Of the 100 cases, the state health ministry said eight were confirmed, while awaiting more results.

Three among the eight have also been confirmed dead and 22 among other suspected cases.

Currently, 27 patients are on admission receiving treatment while 41 have been managed and discharged successfully.

Diphtheria is defined as an acute toxic infection caused by the corynebacterium species, transmitted from person to person through respiratory droplets and contact with contaminated clothing and objects.

Symptoms range from mild to severe fever, cough, sneezing, sore throat, neck swelling, and difficulty in breathing.

Complications may include damage to the heart, kidney, and bleeding with death in up to 21 per cent of cases.

Diphtheria is a vaccine-preventable disease, and its antigens are among the pentatonic vaccine (PETA) taken three times (PENTA-3) before the age of one year.

Meanwhile, experts have said that most of the patients are not being fully vaccinated, and those vaccinated are resisting being protected.

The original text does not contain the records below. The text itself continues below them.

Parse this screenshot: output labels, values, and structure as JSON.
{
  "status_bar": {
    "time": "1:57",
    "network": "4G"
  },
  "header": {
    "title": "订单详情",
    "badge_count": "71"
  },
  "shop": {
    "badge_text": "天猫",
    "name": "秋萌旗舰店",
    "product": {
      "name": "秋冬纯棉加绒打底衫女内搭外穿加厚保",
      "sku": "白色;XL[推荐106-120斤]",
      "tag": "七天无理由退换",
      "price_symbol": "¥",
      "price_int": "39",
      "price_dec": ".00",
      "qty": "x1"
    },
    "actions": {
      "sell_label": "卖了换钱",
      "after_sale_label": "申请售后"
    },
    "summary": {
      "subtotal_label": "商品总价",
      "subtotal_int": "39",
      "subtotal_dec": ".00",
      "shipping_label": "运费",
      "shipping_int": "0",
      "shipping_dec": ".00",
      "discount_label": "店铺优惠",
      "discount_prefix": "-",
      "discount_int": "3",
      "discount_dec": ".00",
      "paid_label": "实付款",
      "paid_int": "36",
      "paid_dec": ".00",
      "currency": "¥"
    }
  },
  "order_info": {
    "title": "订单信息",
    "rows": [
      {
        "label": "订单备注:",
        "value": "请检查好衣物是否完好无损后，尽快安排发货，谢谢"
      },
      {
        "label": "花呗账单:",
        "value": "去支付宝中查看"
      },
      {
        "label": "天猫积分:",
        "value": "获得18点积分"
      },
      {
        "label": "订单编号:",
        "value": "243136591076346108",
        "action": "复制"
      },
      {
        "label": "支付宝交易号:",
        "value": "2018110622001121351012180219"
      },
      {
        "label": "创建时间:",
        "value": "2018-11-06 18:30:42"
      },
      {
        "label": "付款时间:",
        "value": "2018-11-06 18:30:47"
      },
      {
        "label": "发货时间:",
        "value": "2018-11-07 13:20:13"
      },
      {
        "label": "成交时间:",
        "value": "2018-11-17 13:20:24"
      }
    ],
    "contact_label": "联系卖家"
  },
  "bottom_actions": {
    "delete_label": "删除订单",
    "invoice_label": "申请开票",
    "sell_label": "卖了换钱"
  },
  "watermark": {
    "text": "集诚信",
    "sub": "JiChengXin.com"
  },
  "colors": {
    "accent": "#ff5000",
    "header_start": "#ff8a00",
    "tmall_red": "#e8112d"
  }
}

This has shown that immunization is highly effective and protective against all vaccine-preventable diseases.

They said that the spread of diphtheria infection can be prevented via the use of improved personal hygiene, the use of face masks, especially among older children, proper handling of respiratory secretion, and appropriate handling of suspected cases by healthcare workers.

Prompt referrals, proper case management, using recommendations and above all, getting all eligible children vaccinated are necessary for prevention.